It only took me 30 minutes at the St. Vincent dePaul Thrift Store to find all the components of a pirate wench costume: The multi-layer skirts and blouses, the gold belt, the red headscarf. By 10:30 am, I stood in line to pay for my armful of colorful finds.
There were a few people behind me and a few ahead of me, and there was only one cashier. He was an older gentleman, and judging by his careful, methodical handling of each sale, probably a volunteer.
While we waited, I noticed that the young couple in front of me was buying a Battleship game.
“That looks like fun!” I said to them. “I bet I know what you’ll be doing today.”

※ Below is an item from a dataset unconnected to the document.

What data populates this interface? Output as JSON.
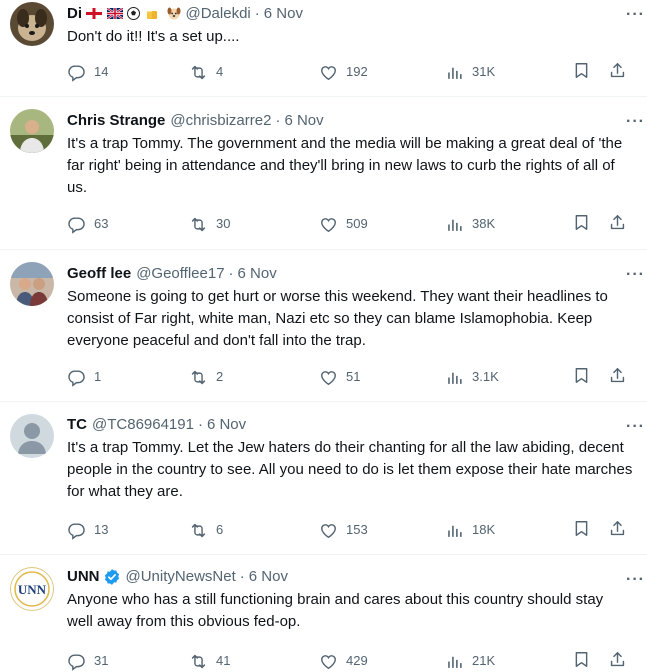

The young woman’s face lit up. “It’s in great condition! We checked, and all the pieces are there.”
“You’ll have to post a picture of yourselves playing, like that.” I pointed at the box, which featured two excited children sitting across from each other, separated by the plastic stand-up Battleship board.
It was a scene from the 1970’s that I remembered well. But the young couple didn’t look old enough to remember the 70’s.
“I’m going to take a Polaroid and fax it to all my friends,” quipped the man. “And then I’m going to call them on my land line to make sure they got it.” The way the two of them laughed, I knew neither of them had a land line.
“I know what you mean,” I said. “I called my Dad the other day, and he had left his phone off the hook. I’d forgotten what a busy signal sounds like!”
When it was their turn, they set the box on the counter. As the cashier searched for the price sticker, I suddenly flashed back to 1993, and I said to him, “However much it is, could you just add it to my stuff?”
“Huh? It’s two dollars,” he said, entering it into the cash register. “Two fifty-one, with tax.”
The young woman protested briefly, but I said, “I’d just like to enjoy the thought of you playing Battleship.” I gave her a little hug and shooed the two of them out the door with their prize.
The cashier finished totaling up my pirate outfit, and as I paid for everything, he said, “That was a nice thing you did.”
I explained my 1993 flashback. “When I was their age, I had the exact same thing happen to me. My husband and I found a Scrabble game in a thrift store, with every single one of the pieces. And when we went to pay for it, guess what? A complete stranger insisted on buying it for us.”
I’d forgotten about it, but 23 years later, it’s making me smile. So is the thought of two young people, somewhere in Vero Beach, saying, “Heyyyy! You sank my battleship!”